Well, Chomsky, Rorty, and Lasch would certainly have different answers to that question. Chomsky would say that a certain irreducible minimum of creativity and self-expression is hard-wired into us. We require freedom in order to attain selfhood in exactly the same way our bodily organs (including language) require a proper internal (or linguistic) environment in order to attain mature form.
Rorty would not deny, I think, that our biological endowment predisposes us to the exercise of freedom and self-determination. But he struck a different balance than Chomsky between biology and culture, between drive and socialization. Human nature is stubborn, no doubt, but not immutable or unconquerable. Even if it requires tinkering with our genetic program, social control can ultimately, for good or evil, get “all the way down.” Which is why he acknowledged that his was “an ungrounded hope.”
Lasch, for all his severity, talked constantly about hope. What he meant by it remains tantalizingly obscure. He sometimes referred to it as “trust in life,” or in “Being.” Here is his fullest definition, from True and Only Heaven (pp. 80-1):
Hope does not demand a belief in progress. It demands a belief in justice: a conviction that the wicked will suffer, that wrongs will be made right, that the underlying order of things is not flouted with impunity. Hope implies a deep-seated trust in life that appears absurd to those who lack it. It rests on confidence not so much in the future as in the past. It derives from early memories – no doubt distorted, overlaid with later memories, and thus not wholly reliable as a guide to any factual reconstruction of past events – in which the experience of order and contentment was so intense that subsequent disillusionments cannot dislodge it. Such experience leaves as its residue the unshakable conviction, not that the past was better than the present, but that trust is never completely misplaced, even though it is never completely justified either and therefore destined inevitably to disappointments.
I’m not sure I understand this, but I find it more illuminating than many things I do understand.
What keeps me going?
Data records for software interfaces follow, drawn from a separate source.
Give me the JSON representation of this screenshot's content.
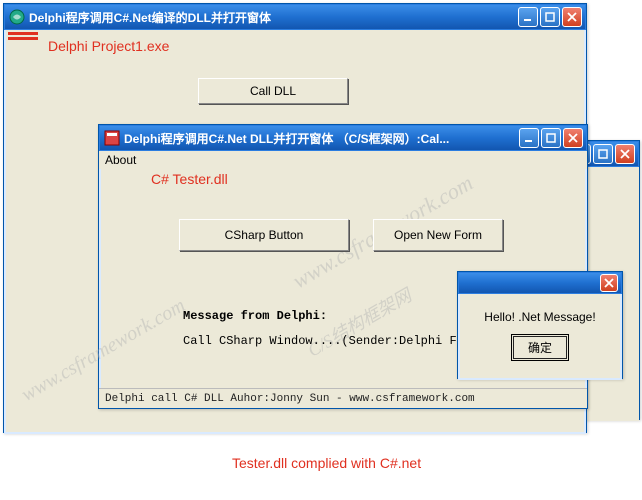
{
  "main_window": {
    "title": "Delphi程序调用C#.Net编译的DLL并打开窗体",
    "call_dll_label": "Call DLL"
  },
  "annotations": {
    "main_label": "Delphi Project1.exe",
    "child_label": "C# Tester.dll",
    "footer_label": "Tester.dll complied with C#.net"
  },
  "child_window": {
    "title": "Delphi程序调用C#.Net DLL并打开窗体 （C/S框架网）:Cal...",
    "menu_about": "About",
    "csharp_button": "CSharp Button",
    "open_form_button": "Open New Form",
    "msg_heading": "Message from Delphi:",
    "msg_body": "Call CSharp Window....(Sender:Delphi Form)",
    "status": "Delphi call C# DLL Auhor:Jonny Sun  - www.csframework.com"
  },
  "msgbox": {
    "text": "Hello! .Net Message!",
    "ok": "确定"
  },
  "back_window": {
    "title": ""
  },
  "watermarks": {
    "w1": "www.csframework.com",
    "w2": "C/S结构框架网"
  }
}
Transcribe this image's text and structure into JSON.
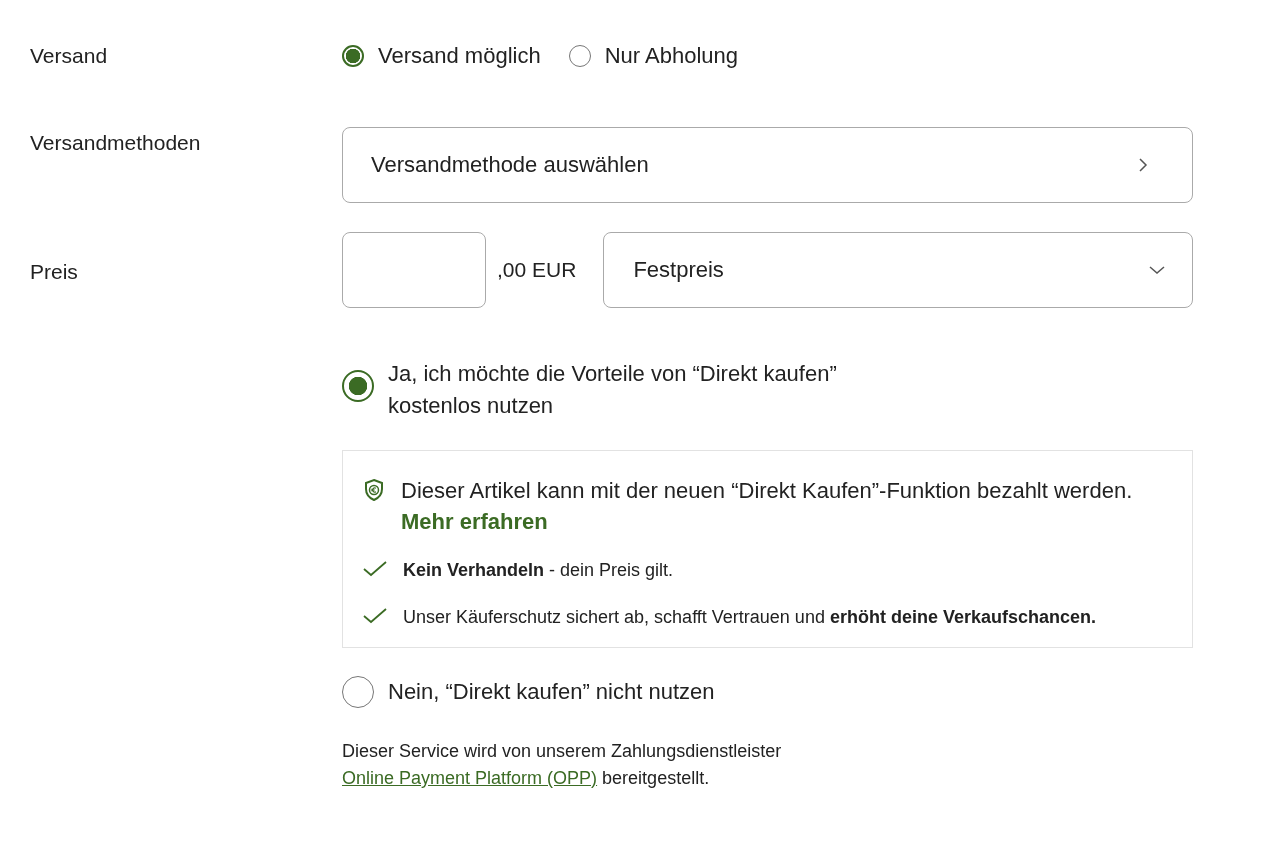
{
  "shipping": {
    "label": "Versand",
    "options": [
      {
        "label": "Versand möglich",
        "selected": true
      },
      {
        "label": "Nur Abholung",
        "selected": false
      }
    ]
  },
  "methods": {
    "label": "Versandmethoden",
    "button": "Versandmethode auswählen"
  },
  "price": {
    "label": "Preis",
    "suffix": ",00 EUR",
    "type": "Festpreis"
  },
  "direct_buy": {
    "yes": {
      "label": "Ja, ich möchte die Vorteile von “Direkt kaufen” kostenlos nutzen",
      "selected": true
    },
    "info": {
      "text": "Dieser Artikel kann mit der neuen “Direkt Kaufen”-Funktion bezahlt werden.",
      "link": "Mehr erfahren",
      "benefits": [
        "**Kein Verhandeln** - dein Preis gilt.",
        "Unser Käuferschutz sichert ab, schafft Vertrauen und **erhöht deine Verkaufschancen.**"
      ]
    },
    "no": {
      "label": "Nein, “Direkt kaufen” nicht nutzen",
      "selected": false
    }
  },
  "footnote": {
    "text": "Dieser Service wird von unserem Zahlungsdienstleister",
    "link": "Online Payment Platform (OPP)",
    "after": "bereitgestellt."
  }
}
I suppose it’s simple gratitude toward a few (doubtless idealized) exemplars of moral beauty. I worship the ground John Stuart Mill and George Eliot walked on and dread above all things writing a sentence that would have displeased either of them. And even on the brink of despair, the last sentence of Middlemarch has always seemed sufficient reason to stagger onward:
… for the growing good of the world is partly dependent on unhistoric acts; and that things are not so ill with you and me as they might have been, is half owing to the number who lived faithfully a hidden life, and rest in unvisited tombs.
Perhaps she wouldn’t mind my adding “and wrote now-unread book reviews.”.
Beyond that, I’m not sure my own career, or version thereof, is particularly instructive. For one thing, my family was poor, so not having a middle-class lifestyle has never seemed quite so much of a sacrifice as it might have to others. For another thing, I never wanted children, knowing quite well that I was too fragile and unstable. Finally, I had a decade-long emotional collapse after leaving Opus Dei, which altered my career plans a good deal. Fortunately, my bewildered working-class family, the supportive 1970s Cambridge counterculture, and the comparatively generous pre-Reagan economy and welfare state kept me afloat. In a fully rationalized society and maximally efficient economy, I would have been toast. If anything about this twisted path seems to point the way for aspiring public intellectuals today, I’ll be pleasantly surprised.
Thanks to the symposiasts who prompted these reflections, and a hearty “you’re welcome” to all readers who find anything useful in them.